What is expected :: Pull every line containing "this" from the listing below.

- - -

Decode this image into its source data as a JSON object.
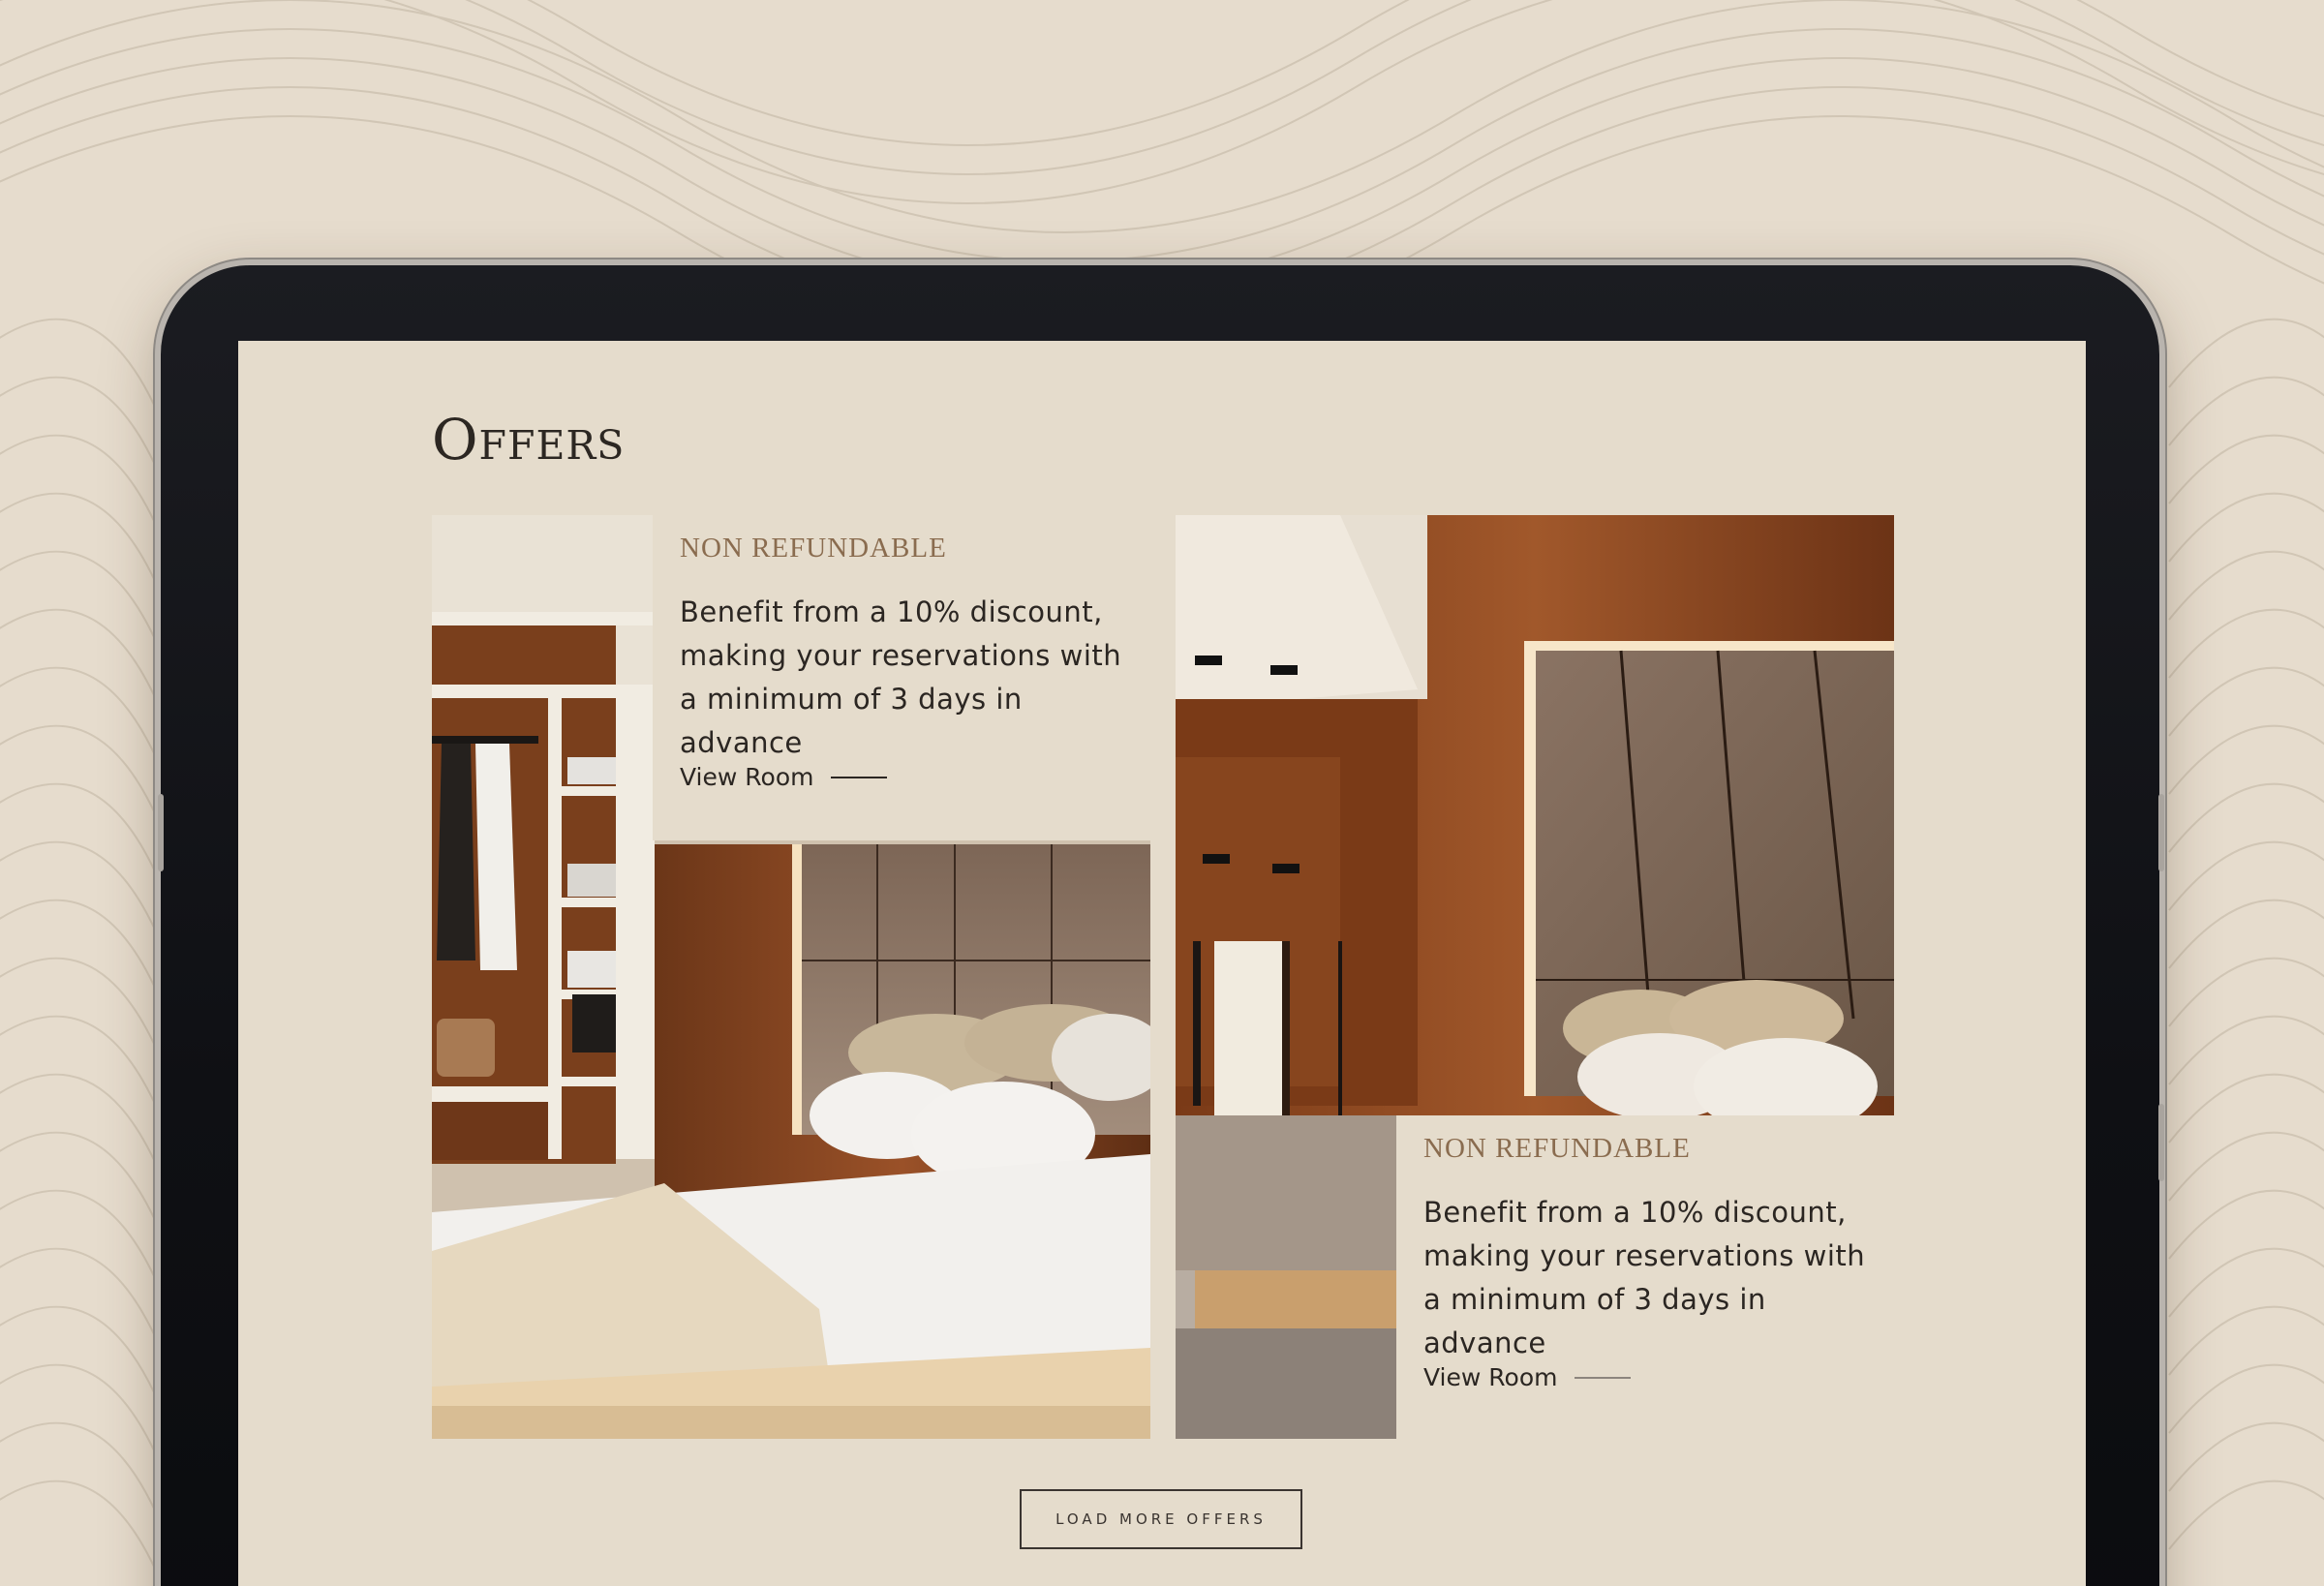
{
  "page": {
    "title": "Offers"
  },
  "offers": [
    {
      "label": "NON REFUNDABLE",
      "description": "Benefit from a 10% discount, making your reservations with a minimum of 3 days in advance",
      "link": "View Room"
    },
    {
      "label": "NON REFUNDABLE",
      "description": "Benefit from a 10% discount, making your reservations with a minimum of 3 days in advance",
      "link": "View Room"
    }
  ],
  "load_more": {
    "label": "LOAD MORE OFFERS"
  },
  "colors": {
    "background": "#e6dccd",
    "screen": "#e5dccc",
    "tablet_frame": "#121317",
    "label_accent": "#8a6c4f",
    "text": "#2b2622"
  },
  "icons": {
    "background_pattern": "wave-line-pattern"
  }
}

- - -

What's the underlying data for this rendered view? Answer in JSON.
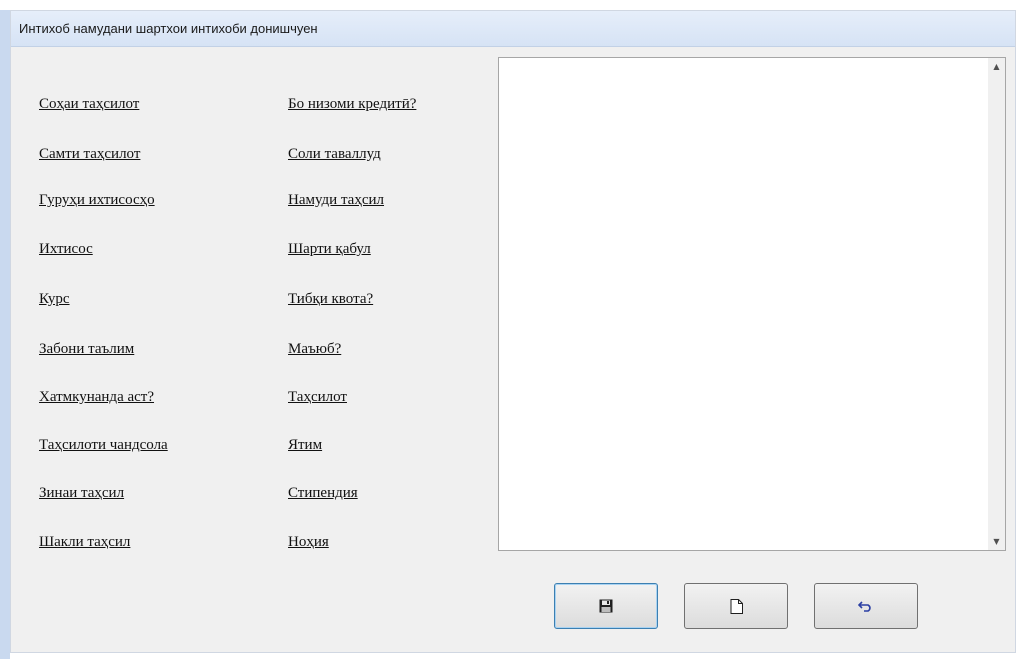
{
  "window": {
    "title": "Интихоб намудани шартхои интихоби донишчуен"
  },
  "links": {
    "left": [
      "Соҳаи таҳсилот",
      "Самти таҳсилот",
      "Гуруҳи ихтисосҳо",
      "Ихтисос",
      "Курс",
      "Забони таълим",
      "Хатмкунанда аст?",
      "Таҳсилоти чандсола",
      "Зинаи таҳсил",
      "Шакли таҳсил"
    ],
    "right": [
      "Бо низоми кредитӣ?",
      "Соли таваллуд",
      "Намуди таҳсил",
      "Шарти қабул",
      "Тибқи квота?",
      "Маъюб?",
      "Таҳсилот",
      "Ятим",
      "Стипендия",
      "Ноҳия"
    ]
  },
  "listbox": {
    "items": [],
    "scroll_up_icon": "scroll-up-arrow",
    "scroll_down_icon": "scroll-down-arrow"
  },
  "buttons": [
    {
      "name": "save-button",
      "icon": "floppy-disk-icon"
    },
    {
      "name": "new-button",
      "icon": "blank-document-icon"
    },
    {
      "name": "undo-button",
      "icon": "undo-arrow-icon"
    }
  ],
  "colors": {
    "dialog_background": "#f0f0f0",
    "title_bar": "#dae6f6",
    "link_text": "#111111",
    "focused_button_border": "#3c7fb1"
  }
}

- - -

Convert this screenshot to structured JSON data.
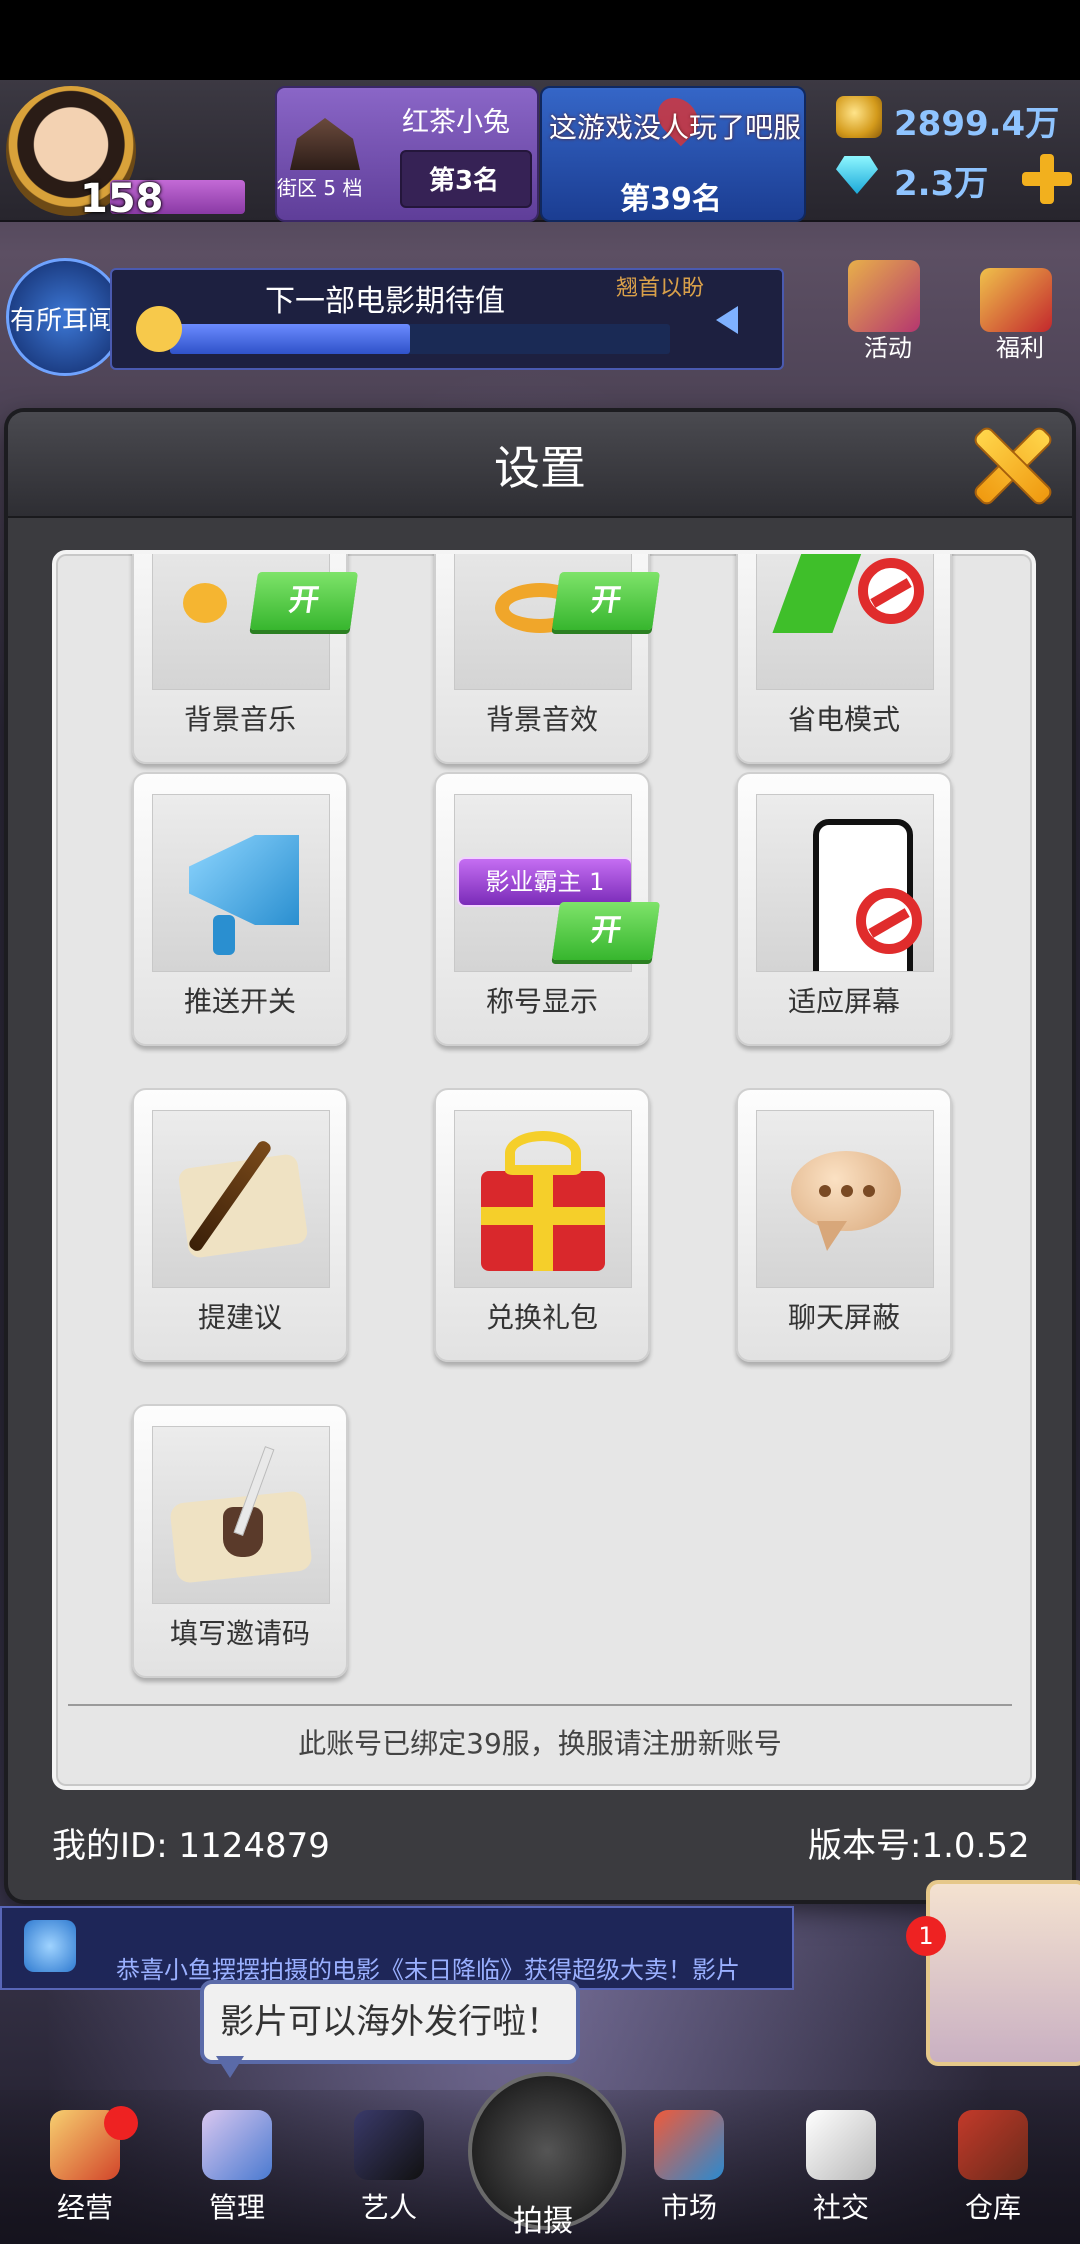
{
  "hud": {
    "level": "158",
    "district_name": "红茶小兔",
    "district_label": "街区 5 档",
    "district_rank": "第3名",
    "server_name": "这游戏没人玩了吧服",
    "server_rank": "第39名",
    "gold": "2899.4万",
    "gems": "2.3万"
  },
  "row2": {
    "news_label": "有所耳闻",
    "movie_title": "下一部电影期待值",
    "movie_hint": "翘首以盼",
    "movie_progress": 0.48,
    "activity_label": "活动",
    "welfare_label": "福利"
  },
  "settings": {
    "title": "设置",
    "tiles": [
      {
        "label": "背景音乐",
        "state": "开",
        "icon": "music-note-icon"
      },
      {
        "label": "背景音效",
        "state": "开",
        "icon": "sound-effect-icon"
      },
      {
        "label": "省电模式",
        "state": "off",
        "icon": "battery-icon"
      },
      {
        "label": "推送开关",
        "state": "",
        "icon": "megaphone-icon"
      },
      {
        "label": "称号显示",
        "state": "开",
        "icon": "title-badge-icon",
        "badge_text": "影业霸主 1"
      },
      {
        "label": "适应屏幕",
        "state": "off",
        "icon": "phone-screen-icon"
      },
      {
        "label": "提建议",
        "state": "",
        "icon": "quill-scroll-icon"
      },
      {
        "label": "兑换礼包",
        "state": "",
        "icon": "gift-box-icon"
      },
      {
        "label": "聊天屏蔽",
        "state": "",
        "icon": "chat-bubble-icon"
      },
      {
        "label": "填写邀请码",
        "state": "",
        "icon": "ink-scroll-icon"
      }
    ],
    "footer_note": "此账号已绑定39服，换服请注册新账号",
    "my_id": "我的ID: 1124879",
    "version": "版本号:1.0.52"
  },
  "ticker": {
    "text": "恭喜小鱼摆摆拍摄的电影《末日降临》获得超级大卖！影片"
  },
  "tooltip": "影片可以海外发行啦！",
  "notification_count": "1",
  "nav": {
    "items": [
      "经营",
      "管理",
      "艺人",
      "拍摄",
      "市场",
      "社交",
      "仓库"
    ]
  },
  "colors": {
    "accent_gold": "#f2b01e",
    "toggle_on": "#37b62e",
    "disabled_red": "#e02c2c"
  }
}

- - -

Result below ::
Decode this image into its source data as a JSON object.
What's the underlying data for this rendered view? Answer in JSON.
Convert this screenshot to structured JSON data.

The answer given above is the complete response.